[Records contained in a dataset]
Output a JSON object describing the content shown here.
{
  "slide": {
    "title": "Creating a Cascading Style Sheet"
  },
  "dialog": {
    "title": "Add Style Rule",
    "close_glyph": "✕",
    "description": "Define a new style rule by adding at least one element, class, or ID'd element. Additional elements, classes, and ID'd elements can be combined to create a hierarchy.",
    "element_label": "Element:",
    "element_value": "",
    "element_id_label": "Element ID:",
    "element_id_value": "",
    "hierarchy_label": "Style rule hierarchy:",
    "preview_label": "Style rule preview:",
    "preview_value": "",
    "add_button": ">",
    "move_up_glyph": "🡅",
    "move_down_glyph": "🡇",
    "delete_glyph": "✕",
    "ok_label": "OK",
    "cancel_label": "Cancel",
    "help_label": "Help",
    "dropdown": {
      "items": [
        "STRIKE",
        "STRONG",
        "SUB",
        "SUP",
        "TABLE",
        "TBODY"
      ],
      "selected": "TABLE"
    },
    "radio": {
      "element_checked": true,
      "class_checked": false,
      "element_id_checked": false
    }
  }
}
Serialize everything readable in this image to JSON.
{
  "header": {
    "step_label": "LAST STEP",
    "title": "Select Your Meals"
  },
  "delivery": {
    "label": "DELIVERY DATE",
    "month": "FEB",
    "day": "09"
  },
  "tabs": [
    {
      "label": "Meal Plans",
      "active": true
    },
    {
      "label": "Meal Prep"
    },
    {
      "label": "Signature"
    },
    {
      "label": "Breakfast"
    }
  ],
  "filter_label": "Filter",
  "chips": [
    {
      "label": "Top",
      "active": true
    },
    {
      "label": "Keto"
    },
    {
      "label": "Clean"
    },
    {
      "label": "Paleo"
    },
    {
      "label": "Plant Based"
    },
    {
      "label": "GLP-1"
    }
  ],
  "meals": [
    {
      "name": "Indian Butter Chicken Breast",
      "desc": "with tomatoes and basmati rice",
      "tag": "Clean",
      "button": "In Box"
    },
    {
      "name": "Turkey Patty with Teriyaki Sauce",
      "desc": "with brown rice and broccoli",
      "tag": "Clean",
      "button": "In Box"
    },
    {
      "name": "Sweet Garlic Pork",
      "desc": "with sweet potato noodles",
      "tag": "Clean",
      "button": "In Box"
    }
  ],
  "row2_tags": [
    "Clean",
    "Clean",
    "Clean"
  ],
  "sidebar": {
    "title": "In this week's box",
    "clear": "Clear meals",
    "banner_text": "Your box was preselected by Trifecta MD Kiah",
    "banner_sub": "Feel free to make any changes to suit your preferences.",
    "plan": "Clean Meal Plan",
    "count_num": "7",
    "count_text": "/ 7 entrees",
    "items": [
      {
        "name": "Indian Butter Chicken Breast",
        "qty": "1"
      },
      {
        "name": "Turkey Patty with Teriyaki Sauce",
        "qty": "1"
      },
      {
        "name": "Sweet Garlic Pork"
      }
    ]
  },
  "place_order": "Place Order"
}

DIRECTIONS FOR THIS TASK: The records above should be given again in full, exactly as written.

TASK RESULT:
Output a JSON object describing the content shown here.
{
  "slide": {
    "title": "Creating a Cascading Style Sheet"
  },
  "dialog": {
    "title": "Add Style Rule",
    "close_glyph": "✕",
    "description": "Define a new style rule by adding at least one element, class, or ID'd element. Additional elements, classes, and ID'd elements can be combined to create a hierarchy.",
    "element_label": "Element:",
    "element_value": "",
    "element_id_label": "Element ID:",
    "element_id_value": "",
    "hierarchy_label": "Style rule hierarchy:",
    "preview_label": "Style rule preview:",
    "preview_value": "",
    "add_button": ">",
    "move_up_glyph": "🡅",
    "move_down_glyph": "🡇",
    "delete_glyph": "✕",
    "ok_label": "OK",
    "cancel_label": "Cancel",
    "help_label": "Help",
    "dropdown": {
      "items": [
        "STRIKE",
        "STRONG",
        "SUB",
        "SUP",
        "TABLE",
        "TBODY"
      ],
      "selected": "TABLE"
    },
    "radio": {
      "element_checked": true,
      "class_checked": false,
      "element_id_checked": false
    }
  }
}
Serialize everything readable in this image to JSON.
{
  "header": {
    "step_label": "LAST STEP",
    "title": "Select Your Meals"
  },
  "delivery": {
    "label": "DELIVERY DATE",
    "month": "FEB",
    "day": "09"
  },
  "tabs": [
    {
      "label": "Meal Plans",
      "active": true
    },
    {
      "label": "Meal Prep"
    },
    {
      "label": "Signature"
    },
    {
      "label": "Breakfast"
    }
  ],
  "filter_label": "Filter",
  "chips": [
    {
      "label": "Top",
      "active": true
    },
    {
      "label": "Keto"
    },
    {
      "label": "Clean"
    },
    {
      "label": "Paleo"
    },
    {
      "label": "Plant Based"
    },
    {
      "label": "GLP-1"
    }
  ],
  "meals": [
    {
      "name": "Indian Butter Chicken Breast",
      "desc": "with tomatoes and basmati rice",
      "tag": "Clean",
      "button": "In Box"
    },
    {
      "name": "Turkey Patty with Teriyaki Sauce",
      "desc": "with brown rice and broccoli",
      "tag": "Clean",
      "button": "In Box"
    },
    {
      "name": "Sweet Garlic Pork",
      "desc": "with sweet potato noodles",
      "tag": "Clean",
      "button": "In Box"
    }
  ],
  "row2_tags": [
    "Clean",
    "Clean",
    "Clean"
  ],
  "sidebar": {
    "title": "In this week's box",
    "clear": "Clear meals",
    "banner_text": "Your box was preselected by Trifecta MD Kiah",
    "banner_sub": "Feel free to make any changes to suit your preferences.",
    "plan": "Clean Meal Plan",
    "count_num": "7",
    "count_text": "/ 7 entrees",
    "items": [
      {
        "name": "Indian Butter Chicken Breast",
        "qty": "1"
      },
      {
        "name": "Turkey Patty with Teriyaki Sauce",
        "qty": "1"
      },
      {
        "name": "Sweet Garlic Pork"
      }
    ]
  },
  "place_order": "Place Order"
}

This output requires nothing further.